For cats and dogs and those who love them, an even scarier week: We’ve long heard about SA’s sorry history of animal care, but last week’s Council meeting offered a statistic guaranteed to startle even the most jaded followers of our ongoing struggle to become a No-Kill city before Quetzalcoatl’s 2012 reunion tour.

Vincent Medley, interim director of Animal Care Services, appeared before the Council to pitch the purchase of a $102,000 cremator (from Air Pollution Control Products, Inc.) designed to help the City dispose of its euthanised animals in a manner that makes some ecological sense.

Medley revealed that Animal Care Services currently dumps two tons of euthanised animals in local landfills every day. While you try to get that horrifying image out of your head, keep in mind that SA, according to Medley, has actually reduced its animal killing by roughly 40 percent since the City adopted its “No Kill by 2012” campaign.
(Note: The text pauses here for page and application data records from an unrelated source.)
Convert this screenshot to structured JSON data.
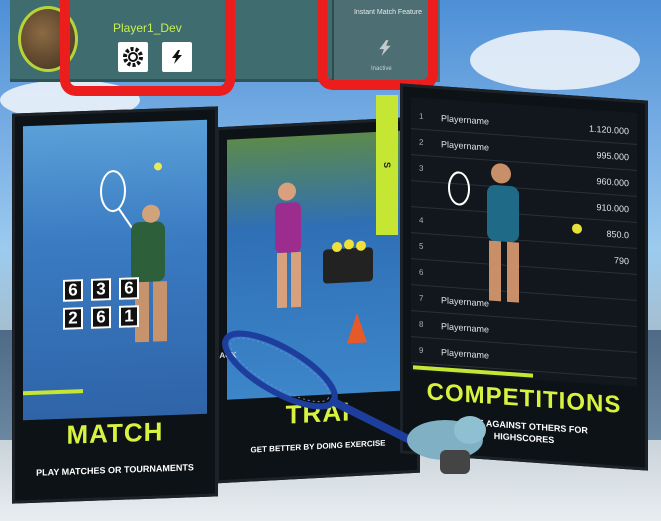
{
  "profile": {
    "player_name": "Player1_Dev",
    "settings_icon": "gear-icon",
    "mode_icon": "lightning-icon"
  },
  "instant_match": {
    "label": "Instant Match Feature",
    "status": "Inactive",
    "icon": "lightning-icon"
  },
  "cards": {
    "match": {
      "title": "MATCH",
      "subtitle": "PLAY MATCHES OR TOURNAMENTS",
      "scoreboard": {
        "row1": [
          "6",
          "3",
          "6"
        ],
        "row2": [
          "2",
          "6",
          "1"
        ]
      }
    },
    "training": {
      "title": "TRAI",
      "subtitle": "GET BETTER BY DOING EXERCISE",
      "court_text": "ACK"
    },
    "competitions": {
      "title": "COMPETITIONS",
      "subtitle_line1": "PETE AGAINST OTHERS FOR",
      "subtitle_line2": "HIGHSCORES",
      "side_banner": "S",
      "leaderboard": [
        {
          "rank": "1",
          "name": "Playername",
          "score": "1.120.000"
        },
        {
          "rank": "2",
          "name": "Playername",
          "score": "995.000"
        },
        {
          "rank": "3",
          "name": "",
          "score": "960.000"
        },
        {
          "rank": "",
          "name": "",
          "score": "910.000"
        },
        {
          "rank": "4",
          "name": "",
          "score": "850.0"
        },
        {
          "rank": "5",
          "name": "",
          "score": "790"
        },
        {
          "rank": "6",
          "name": "",
          "score": ""
        },
        {
          "rank": "7",
          "name": "Playername",
          "score": ""
        },
        {
          "rank": "8",
          "name": "Playername",
          "score": ""
        },
        {
          "rank": "9",
          "name": "Playername",
          "score": ""
        }
      ]
    }
  },
  "colors": {
    "accent": "#c5e632",
    "annotation": "#ec1d1d",
    "card_bg": "#0d1216"
  }
}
The Council unanimously approved the purchase of the cremator.

Support Local Journalism.
Join the San Antonio Current Press Club

Local journalism is information. Information is power. And we believe everyone deserves access to accurate independent coverage of their community and state. Our readers helped us continue this coverage in 2020, and we are so grateful for the support.

Help us keep this coverage going in 2021. Whether it's a one-time acknowledgement of this article or an ongoing membership pledge, your support goes to local-based reporting from our small but mighty team.

Join the San Antonio Press Club for as little as $5 a month.